The movie starts at a high pitch of activity, with the crew of the USS Enterprise sorting out ‘trouble at mill’ in some distant galaxy. These opening sequences are vividly coloured, but soon after, when the Enterprise’s captain is killed by the rogue time-traveller Khan (Benedict Cumberbatch), leaving Kirk (Chris Pine) to ascend to the commander’s hot-seat, standard metallic blues and greys dominate the palette. Excepting, of course, for the crew’s camp uniforms which, along with the stagey dialogue, exhibit a pleasing fidelity to the original TV show’s cultish kitsch. From this point the story resembles nothing so much as an old-fashioned western, as the posse ventures into forbidding badlands on the trail of the bad guy. As in so many CGI extravaganzas, for long stretches I found myself staring at the screen with glazed eyes, waiting for the rumble to end and the next plot point to be inserted. The effects are extraordinary, especially in 3D, but if you are not one to be gob-smacked by pyrotechnics, no matter how good, then you’ll struggle to see it through. By far the more interesting – or at least entertaining – scenes are those that highlight the relationships between the many quirky characters. Simon Pegg is foolishly miscast as Scotty, but Zachary Quinto is fab as the young Spock. Pine imperceptibly grows into the part of the blue-eyed, all-American hero and Cumberbatch, sounding like he’s channelling Alan Rickman, is deliciously over the top in his villainy.
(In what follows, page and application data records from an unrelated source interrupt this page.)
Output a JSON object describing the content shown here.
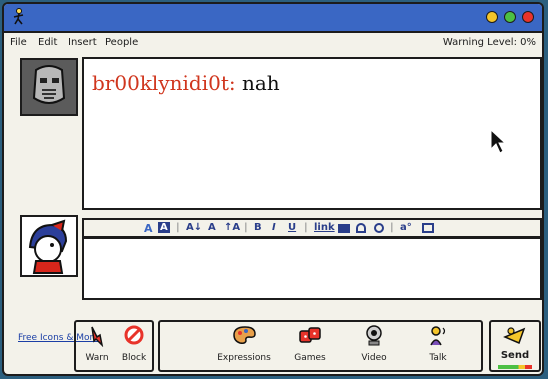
{
  "menu": {
    "items": [
      "File",
      "Edit",
      "Insert",
      "People"
    ],
    "warning_level": "Warning Level: 0%"
  },
  "conversation": {
    "sender": "br00klynidi0t:",
    "message": "nah"
  },
  "format_toolbar": {
    "link_label": "link"
  },
  "bottom": {
    "more_link": "Free Icons & More",
    "buttons": {
      "warn": "Warn",
      "block": "Block",
      "expressions": "Expressions",
      "games": "Games",
      "video": "Video",
      "talk": "Talk",
      "send": "Send"
    }
  },
  "colors": {
    "titlebar": "#3a67c4",
    "sender": "#d0361e",
    "link": "#1b3fa6"
  }
}
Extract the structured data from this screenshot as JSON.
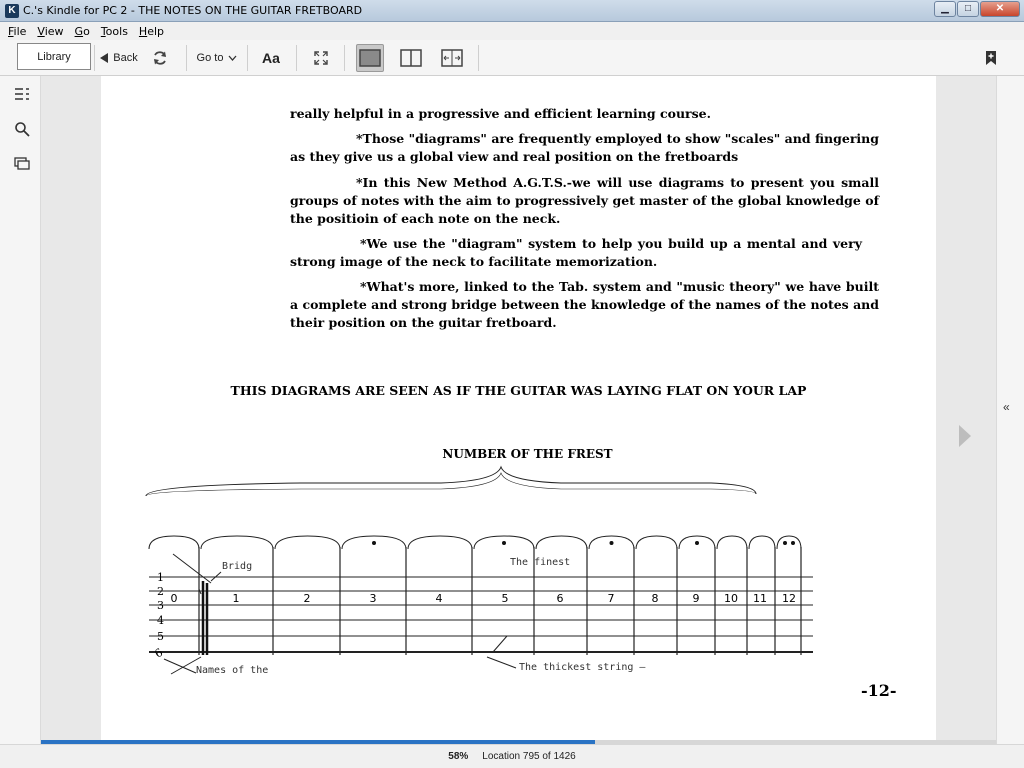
{
  "window": {
    "title": "C.'s Kindle for PC 2 - THE NOTES ON THE GUITAR FRETBOARD",
    "minimize": "▁",
    "maximize": "□",
    "close": "✕"
  },
  "menu": {
    "items": [
      {
        "label": "File",
        "key": "F"
      },
      {
        "label": "View",
        "key": "V"
      },
      {
        "label": "Go",
        "key": "G"
      },
      {
        "label": "Tools",
        "key": "T"
      },
      {
        "label": "Help",
        "key": "H"
      }
    ]
  },
  "toolbar": {
    "library_label": "Library",
    "back_label": "Back",
    "goto_label": "Go to",
    "font_label": "Aa"
  },
  "page": {
    "paragraphs": [
      "really helpful in a progressive and efficient learning course.",
      "*Those \"diagrams\" are frequently employed to show \"scales\" and fingering as they give us a global view and real position on the fretboards",
      "*In this New Method A.G.T.S.-we will use diagrams to present you small groups of notes with the aim to progressively get master of the global knowledge of the positioin of each note on the neck.",
      "*We use the \"diagram\" system to help you build up a mental and very strong image of the neck to facilitate memorization.",
      "*What's more, linked to the Tab. system and \"music theory\" we have built a complete and strong bridge between the knowledge of the names of the notes and their position on the guitar fretboard."
    ],
    "heading": "THIS DIAGRAMS ARE SEEN AS IF THE GUITAR WAS LAYING FLAT ON YOUR LAP",
    "page_number": "-12-"
  },
  "diagram": {
    "title": "NUMBER OF THE FREST",
    "fret_numbers": [
      "0",
      "1",
      "2",
      "3",
      "4",
      "5",
      "6",
      "7",
      "8",
      "9",
      "10",
      "11",
      "12"
    ],
    "string_numbers": [
      "1",
      "2",
      "3",
      "4",
      "5",
      "6"
    ],
    "labels": {
      "bridge": "Bridg",
      "finest": "The finest",
      "names": "Names of the",
      "thickest": "The thickest string —"
    }
  },
  "status": {
    "percent": "58%",
    "location": "Location 795 of 1426",
    "progress_fraction": 0.58
  },
  "colors": {
    "progress": "#2a73c4",
    "titlebar": "#b7c9dc"
  }
}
The smash-up climax, the most awesome feat of cinematic SFX that this viewer has seen, is a chilling throwback to 9/11 and the concluding oratory, reminding us that in fighting evil we risk falling into our own darkness, is a salient warning of the devil hidden in our piety.